In Singapore today, the labels 'Hinduism' and 'Taoism' are official, administrative census categories denoting named and differentiated religions as well as markers of individual religious affiliation. Yet, these terms also have complicated histories that take them beyond the local context, and connect them to the development of religious thought and practice in India and China, respectively. In the history of colonial British Malaya, racial and religious categories had served to classify and profile a plural and segmented population, facilitating the task of governance and administration. The label 'Hinduism' was used in colonial discourse in such a manner, both in India and in British Malaya. However, the label 'Taoism' is a relative latecomer, having being introduced into local religious discourse only in the 1980s. By now, in the multireligious yet secular context of the Singapore nation-state, they are firmly embedded in everyday discourse and consciousness as two religious options that Singaporeans use to signal their religious identities. The local multicultural, multireligious and multiethnic scene is still defined by attention to racial and religious differences, important as primordial attachment and as a policy of governance.
The argument of this paper unfolds thus: I begin by documenting the meanings the labels 'Hinduism' and 'Taoism' carry locally and highlight the complexities and ambiguities in discussions that invoke them.

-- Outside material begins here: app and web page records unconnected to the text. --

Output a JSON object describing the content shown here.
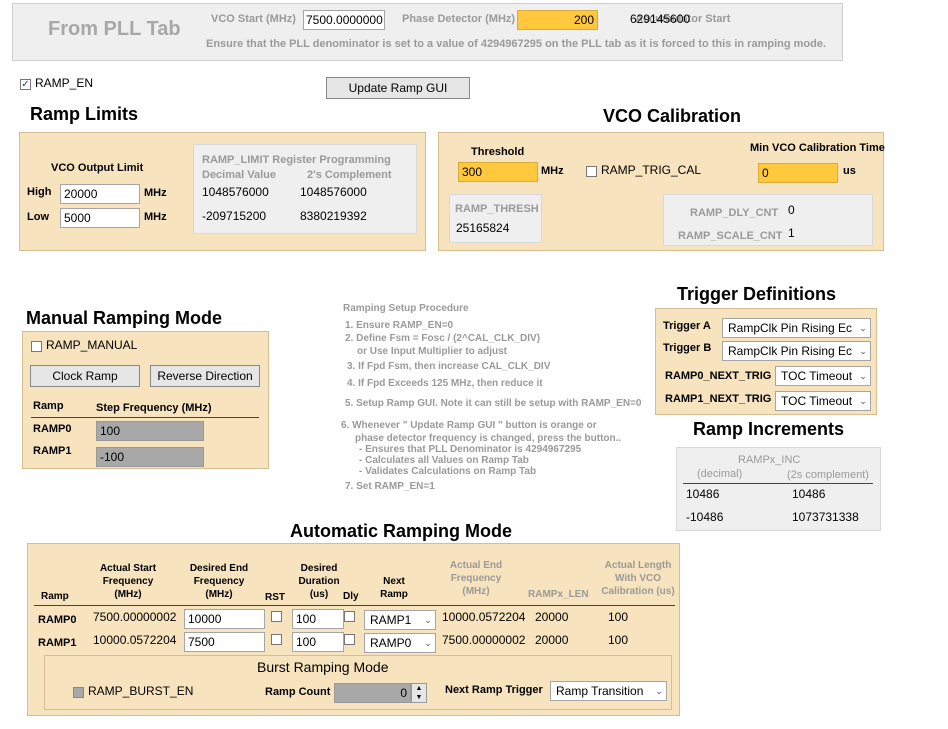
{
  "pll": {
    "title": "From PLL Tab",
    "vco_start_label": "VCO Start (MHz)",
    "vco_start_value": "7500.0000000",
    "phase_detector_label": "Phase Detector (MHz)",
    "phase_detector_value": "200",
    "accumulator_start_label": "Accumulator Start",
    "accumulator_start_value": "629145600",
    "note": "Ensure that the PLL denominator is set to a value of 4294967295 on the PLL tab as it is forced to this in ramping mode."
  },
  "ramp_en": {
    "label": "RAMP_EN",
    "checked_glyph": "✓"
  },
  "update_button": "Update Ramp GUI",
  "ramp_limits": {
    "title": "Ramp Limits",
    "vco_output_limit": "VCO Output Limit",
    "high_label": "High",
    "high_value": "20000",
    "low_label": "Low",
    "low_value": "5000",
    "unit": "MHz",
    "register_title": "RAMP_LIMIT Register Programming",
    "decimal_header": "Decimal Value",
    "complement_header": "2's Complement",
    "high_decimal": "1048576000",
    "high_complement": "1048576000",
    "low_decimal": "-209715200",
    "low_complement": "8380219392"
  },
  "vco_cal": {
    "title": "VCO Calibration",
    "threshold_label": "Threshold",
    "threshold_value": "300",
    "threshold_unit": "MHz",
    "trig_cal_label": "RAMP_TRIG_CAL",
    "min_time_label": "Min VCO Calibration Time",
    "min_time_value": "0",
    "min_time_unit": "us",
    "ramp_thresh_label": "RAMP_THRESH",
    "ramp_thresh_value": "25165824",
    "dly_cnt_label": "RAMP_DLY_CNT",
    "dly_cnt_value": "0",
    "scale_cnt_label": "RAMP_SCALE_CNT",
    "scale_cnt_value": "1"
  },
  "manual": {
    "title": "Manual Ramping Mode",
    "ramp_manual_label": "RAMP_MANUAL",
    "clock_ramp_button": "Clock Ramp",
    "reverse_button": "Reverse Direction",
    "ramp_header": "Ramp",
    "step_header": "Step Frequency (MHz)",
    "rows": [
      {
        "name": "RAMP0",
        "step": "100"
      },
      {
        "name": "RAMP1",
        "step": "-100"
      }
    ]
  },
  "procedure": {
    "title": "Ramping Setup Procedure",
    "lines": [
      "1.  Ensure RAMP_EN=0",
      "2.  Define  Fsm = Fosc / (2^CAL_CLK_DIV)",
      "or Use Input Multiplier to adjust",
      "3.  If Fpd   Fsm, then increase CAL_CLK_DIV",
      "4.  If Fpd Exceeds 125 MHz, then reduce it",
      "5.   Setup Ramp GUI.  Note it can still be setup with RAMP_EN=0",
      "6.  Whenever  \" Update Ramp GUI \"  button is orange or",
      "phase detector frequency is changed, press the button..",
      "- Ensures that PLL Denominator is 4294967295",
      "- Calculates all Values on Ramp Tab",
      "- Validates Calculations on Ramp Tab",
      "7.  Set RAMP_EN=1"
    ]
  },
  "trigger": {
    "title": "Trigger Definitions",
    "trigger_a_label": "Trigger A",
    "trigger_a_value": "RampClk Pin Rising Ec",
    "trigger_b_label": "Trigger  B",
    "trigger_b_value": "RampClk Pin Rising Ec",
    "ramp0_next_label": "RAMP0_NEXT_TRIG",
    "ramp0_next_value": "TOC Timeout",
    "ramp1_next_label": "RAMP1_NEXT_TRIG",
    "ramp1_next_value": "TOC Timeout"
  },
  "increments": {
    "title": "Ramp Increments",
    "header": "RAMPx_INC",
    "decimal_header": "(decimal)",
    "complement_header": "(2s complement)",
    "rows": [
      {
        "decimal": "10486",
        "complement": "10486"
      },
      {
        "decimal": "-10486",
        "complement": "1073731338"
      }
    ]
  },
  "auto": {
    "title": "Automatic Ramping Mode",
    "headers": {
      "ramp": "Ramp",
      "actual_start": [
        "Actual Start",
        "Frequency",
        "(MHz)"
      ],
      "desired_end": [
        "Desired End",
        "Frequency",
        "(MHz)"
      ],
      "rst": "RST",
      "desired_duration": [
        "Desired",
        "Duration",
        "(us)"
      ],
      "dly": "Dly",
      "next_ramp": [
        "Next",
        "Ramp"
      ],
      "actual_end": [
        "Actual End",
        "Frequency",
        "(MHz)"
      ],
      "ramp_len": "RAMPx_LEN",
      "actual_length": [
        "Actual Length",
        "With VCO",
        "Calibration (us)"
      ]
    },
    "rows": [
      {
        "name": "RAMP0",
        "actual_start": "7500.00000002",
        "desired_end": "10000",
        "duration": "100",
        "next": "RAMP1",
        "actual_end": "10000.0572204",
        "len": "20000",
        "actual_length": "100"
      },
      {
        "name": "RAMP1",
        "actual_start": "10000.0572204",
        "desired_end": "7500",
        "duration": "100",
        "next": "RAMP0",
        "actual_end": "7500.00000002",
        "len": "20000",
        "actual_length": "100"
      }
    ],
    "burst": {
      "title": "Burst Ramping Mode",
      "burst_en_label": "RAMP_BURST_EN",
      "ramp_count_label": "Ramp Count",
      "ramp_count_value": "0",
      "next_trigger_label": "Next Ramp Trigger",
      "next_trigger_value": "Ramp Transition"
    }
  },
  "colors": {
    "tan": "#f7e3bd",
    "yellow": "#ffc83d",
    "gray": "#efefef"
  }
}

I then turn to the organisational domain to document how 'Hindu' and 'Taoist' institutions have talked about their respective religions in the public sphere; how they both face pressures to modernise in order to be relevant, tracking the routes the two communities have taken to achieve their goals. Such a focus allows me to demonstrate overlaps in the articulations and efforts with respect to the future of these two religious traditions and to reflect on the sociological implications of the noted parallels and convergences.

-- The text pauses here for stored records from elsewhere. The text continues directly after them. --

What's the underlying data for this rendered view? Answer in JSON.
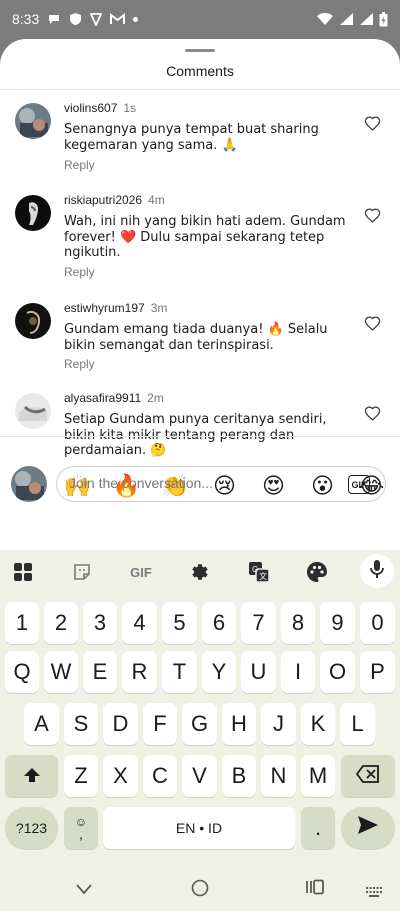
{
  "status_bar": {
    "time": "8:33"
  },
  "sheet": {
    "title": "Comments"
  },
  "comments": [
    {
      "user": "violins607",
      "ago": "1s",
      "text": "Senangnya punya tempat buat sharing kegemaran yang sama. 🙏",
      "reply": "Reply"
    },
    {
      "user": "riskiaputri2026",
      "ago": "4m",
      "text": "Wah, ini nih yang bikin hati adem. Gundam forever! ❤️ Dulu sampai sekarang tetep ngikutin.",
      "reply": "Reply"
    },
    {
      "user": "estiwhyrum197",
      "ago": "3m",
      "text": "Gundam emang tiada duanya! 🔥 Selalu bikin semangat dan terinspirasi.",
      "reply": "Reply"
    },
    {
      "user": "alyasafira9911",
      "ago": "2m",
      "text": "Setiap Gundam punya ceritanya sendiri, bikin kita mikir tentang perang dan perdamaian. 🤔",
      "reply": ""
    }
  ],
  "emoji_bar": [
    "❤️",
    "🙌",
    "🔥",
    "👏",
    "😢",
    "😍",
    "😮",
    "😂"
  ],
  "composer": {
    "placeholder": "Join the conversation...",
    "gif_label": "GIF"
  },
  "keyboard": {
    "toolbar": {
      "gif_label": "GIF"
    },
    "row1": [
      "1",
      "2",
      "3",
      "4",
      "5",
      "6",
      "7",
      "8",
      "9",
      "0"
    ],
    "row2": [
      "Q",
      "W",
      "E",
      "R",
      "T",
      "Y",
      "U",
      "I",
      "O",
      "P"
    ],
    "row3": [
      "A",
      "S",
      "D",
      "F",
      "G",
      "H",
      "J",
      "K",
      "L"
    ],
    "row4": [
      "Z",
      "X",
      "C",
      "V",
      "B",
      "N",
      "M"
    ],
    "symbols_label": "?123",
    "comma_label": ",",
    "space_label": "EN • ID",
    "period_label": "."
  }
}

Contextualising the labels 'Taoism' and 'Hinduism'
The first census of independent Singapore was held in 1970, when the sociocultural dimension of the population was captured via data on ethnic groups, dialect groups and languages spoken, but with no data on religious affiliation. The next census of 1980 is historically important for a first-time religious profiling of Singaporeans. (1) Data on the size and strength of religious communities, including rejection of religion and thus shifts in religiosity have become a regular feature in population censuses since then. The 1980 census is further marked by its boldness in providing a set of concepts and definitions of 'religion' and seven religious options under this category. 'Religion' is defined as the faith or spiritual belief as stated by the person regardless of how faithfully he practises it. (2)
The seven choices for respondents aged 10 years or more are listed as: Christianity, Buddhism, Taoism, Hinduism, Islam, Other Religions and No Religion. (3) For present purposes, I refer only to the offered definitions of 'Taoism' and 'Hinduism'. The former is defined thus: 'This refers to persons who state that they believe in the philosophy of Confucius, Mencius or Lao Zi. Those believing in ancestor worship and in various Chinese deities are also included in this category.'

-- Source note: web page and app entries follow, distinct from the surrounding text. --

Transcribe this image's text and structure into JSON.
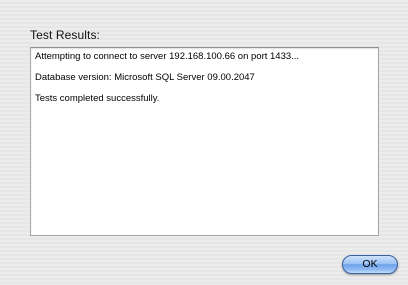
{
  "dialog": {
    "heading": "Test Results:",
    "results": [
      "Attempting to connect to server 192.168.100.66 on port 1433...",
      "Database version: Microsoft SQL Server 09.00.2047",
      "Tests completed successfully."
    ],
    "ok_label": "OK"
  }
}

The 1980 definition of religion continued in the 1990 and 2000 censuses and the seven options remained; interestingly, the reports no longer carried their definitions. In 1990, a notable change is that the description 'Chinese Traditional Beliefs' is pegged to the category 'Taoism'. The timing of this double-barrelling exercise merits notice, given that it coincides with a strong wave of reform Buddhism signalling its presence on the island. The expanded category of 'Chinese Traditional Beliefs' / Taoism is an effort to delimit its boundaries and, more importantly, differentiate it from a new kind of 'Buddhism' which distances itself from such elements as ancestor worship, aspects of Mahayana Buddhism, Chinese folk beliefs, worship of spirits and deities, spiritmedium cults, mystical, superstitious and ritualised practices - all of which would constitute a syncretic mix of 'traditional Chinese religion'. …